*** Given data

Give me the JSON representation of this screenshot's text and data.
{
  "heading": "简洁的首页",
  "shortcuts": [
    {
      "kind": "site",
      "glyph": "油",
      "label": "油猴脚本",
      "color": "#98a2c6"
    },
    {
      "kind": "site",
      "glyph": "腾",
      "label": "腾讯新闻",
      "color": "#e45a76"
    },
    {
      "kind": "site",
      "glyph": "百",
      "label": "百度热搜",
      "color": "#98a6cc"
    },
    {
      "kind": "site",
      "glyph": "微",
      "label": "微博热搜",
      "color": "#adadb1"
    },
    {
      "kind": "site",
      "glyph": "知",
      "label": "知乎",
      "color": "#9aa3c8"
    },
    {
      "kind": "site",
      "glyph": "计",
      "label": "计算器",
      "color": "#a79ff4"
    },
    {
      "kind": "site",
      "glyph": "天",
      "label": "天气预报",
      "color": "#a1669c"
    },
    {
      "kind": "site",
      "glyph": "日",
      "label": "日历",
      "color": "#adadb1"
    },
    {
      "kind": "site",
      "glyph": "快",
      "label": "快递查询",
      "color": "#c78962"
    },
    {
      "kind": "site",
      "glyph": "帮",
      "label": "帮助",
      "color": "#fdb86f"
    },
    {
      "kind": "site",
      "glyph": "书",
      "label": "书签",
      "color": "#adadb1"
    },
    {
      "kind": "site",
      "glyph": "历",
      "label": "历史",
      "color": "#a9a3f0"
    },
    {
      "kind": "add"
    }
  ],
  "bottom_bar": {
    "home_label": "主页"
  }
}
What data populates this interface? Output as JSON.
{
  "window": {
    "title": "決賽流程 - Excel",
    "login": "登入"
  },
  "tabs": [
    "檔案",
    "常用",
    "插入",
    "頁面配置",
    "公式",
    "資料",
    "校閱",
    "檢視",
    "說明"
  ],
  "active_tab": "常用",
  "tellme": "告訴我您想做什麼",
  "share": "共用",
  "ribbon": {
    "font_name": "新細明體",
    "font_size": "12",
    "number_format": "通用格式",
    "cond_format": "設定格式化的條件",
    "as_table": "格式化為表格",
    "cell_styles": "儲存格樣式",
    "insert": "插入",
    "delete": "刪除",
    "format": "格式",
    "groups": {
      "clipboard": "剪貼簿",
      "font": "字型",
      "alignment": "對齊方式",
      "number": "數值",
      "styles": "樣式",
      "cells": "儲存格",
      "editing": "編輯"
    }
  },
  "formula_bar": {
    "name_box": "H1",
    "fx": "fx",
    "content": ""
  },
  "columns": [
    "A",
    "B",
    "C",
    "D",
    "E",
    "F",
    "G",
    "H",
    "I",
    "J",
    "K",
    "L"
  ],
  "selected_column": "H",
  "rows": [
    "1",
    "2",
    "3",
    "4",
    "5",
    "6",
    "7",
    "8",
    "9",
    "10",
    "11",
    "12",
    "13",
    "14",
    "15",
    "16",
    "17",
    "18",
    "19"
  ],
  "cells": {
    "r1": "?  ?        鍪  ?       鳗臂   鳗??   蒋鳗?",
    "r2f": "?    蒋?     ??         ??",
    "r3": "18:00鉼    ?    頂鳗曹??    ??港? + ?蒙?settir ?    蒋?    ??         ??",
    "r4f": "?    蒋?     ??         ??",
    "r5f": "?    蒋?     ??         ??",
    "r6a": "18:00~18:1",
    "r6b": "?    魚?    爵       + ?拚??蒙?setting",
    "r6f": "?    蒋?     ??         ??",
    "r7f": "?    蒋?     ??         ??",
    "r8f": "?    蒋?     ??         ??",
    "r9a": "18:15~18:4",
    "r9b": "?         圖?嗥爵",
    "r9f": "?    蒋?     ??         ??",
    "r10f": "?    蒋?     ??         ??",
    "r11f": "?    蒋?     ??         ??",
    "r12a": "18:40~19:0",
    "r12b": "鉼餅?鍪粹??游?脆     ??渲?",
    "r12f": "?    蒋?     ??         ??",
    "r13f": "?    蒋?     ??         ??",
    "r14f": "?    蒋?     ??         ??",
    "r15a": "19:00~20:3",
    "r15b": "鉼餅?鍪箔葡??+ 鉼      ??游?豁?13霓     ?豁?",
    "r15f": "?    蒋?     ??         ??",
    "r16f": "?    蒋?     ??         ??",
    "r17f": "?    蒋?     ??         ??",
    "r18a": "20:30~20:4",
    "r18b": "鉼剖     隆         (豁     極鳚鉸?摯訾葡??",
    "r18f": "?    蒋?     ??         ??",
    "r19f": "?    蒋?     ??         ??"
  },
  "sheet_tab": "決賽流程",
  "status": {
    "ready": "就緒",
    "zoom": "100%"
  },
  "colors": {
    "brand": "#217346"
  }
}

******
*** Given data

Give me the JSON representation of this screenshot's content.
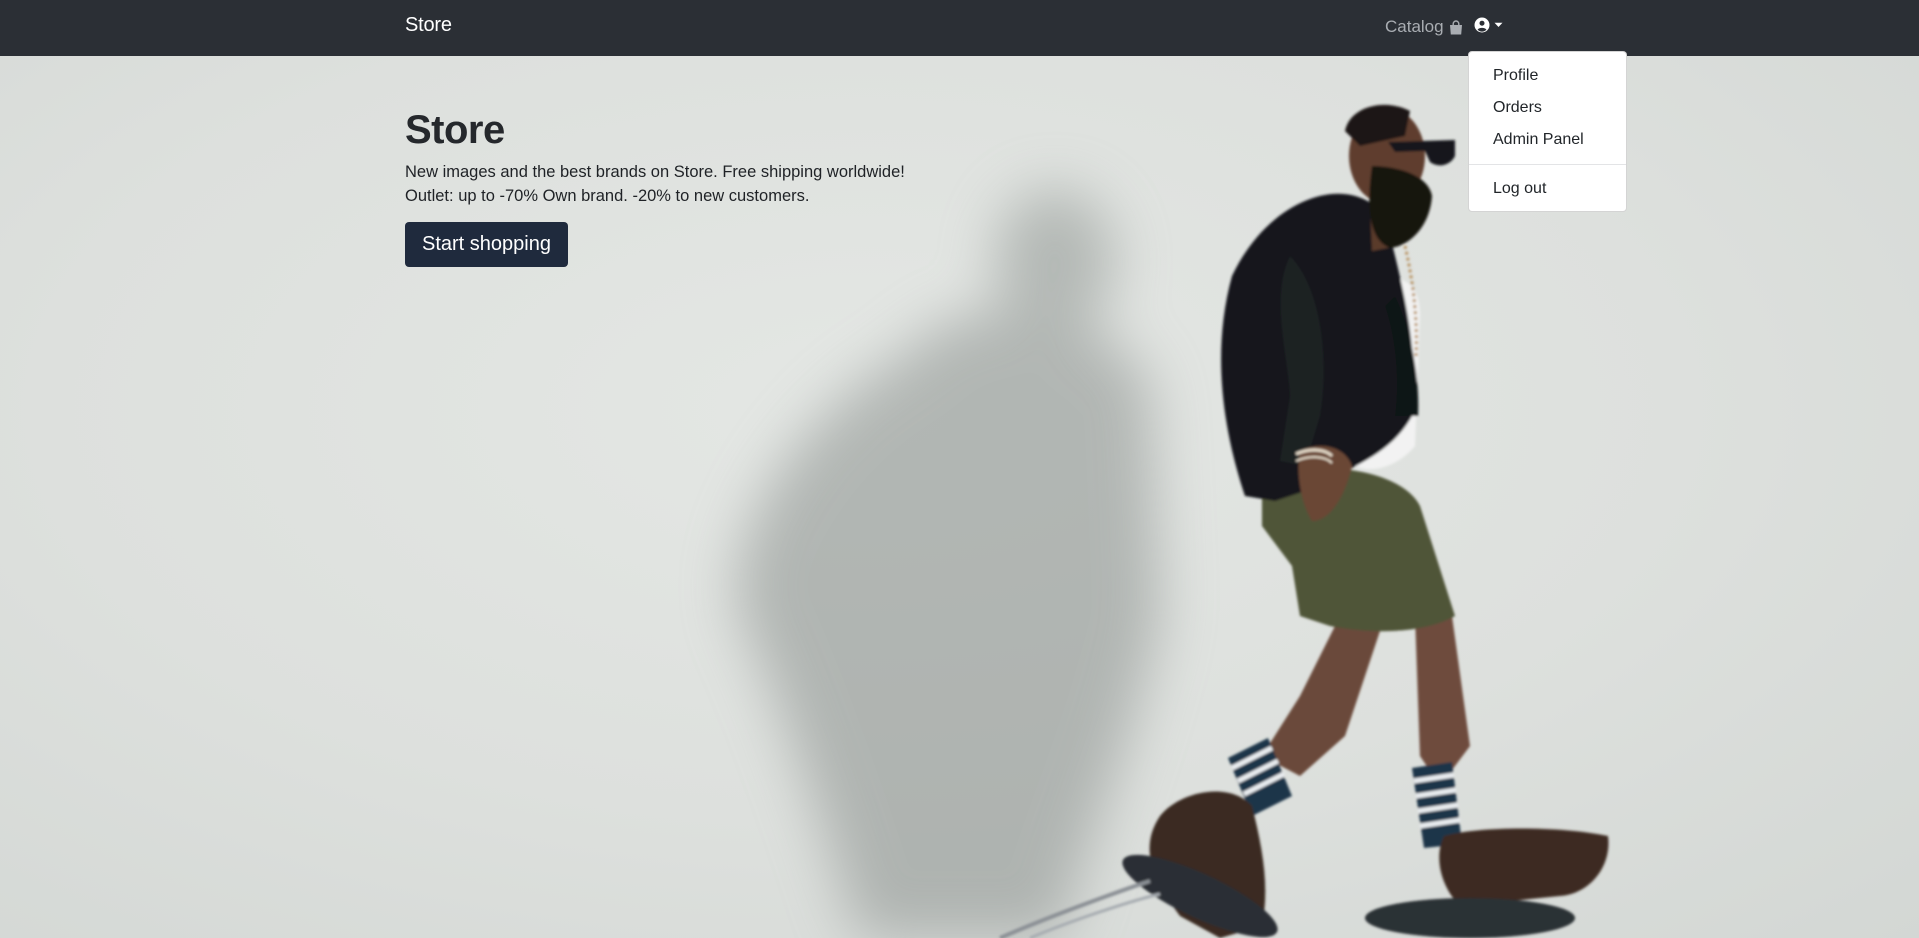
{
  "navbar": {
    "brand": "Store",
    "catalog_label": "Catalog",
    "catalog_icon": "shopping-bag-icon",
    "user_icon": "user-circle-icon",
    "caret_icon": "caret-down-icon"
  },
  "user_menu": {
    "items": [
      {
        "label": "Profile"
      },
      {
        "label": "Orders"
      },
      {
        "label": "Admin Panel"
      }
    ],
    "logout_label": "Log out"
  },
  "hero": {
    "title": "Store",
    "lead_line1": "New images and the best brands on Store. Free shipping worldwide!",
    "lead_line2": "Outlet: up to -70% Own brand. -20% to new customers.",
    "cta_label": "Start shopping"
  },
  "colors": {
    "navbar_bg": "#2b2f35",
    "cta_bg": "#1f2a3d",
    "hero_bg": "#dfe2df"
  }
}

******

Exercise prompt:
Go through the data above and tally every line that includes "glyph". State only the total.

Answer:
12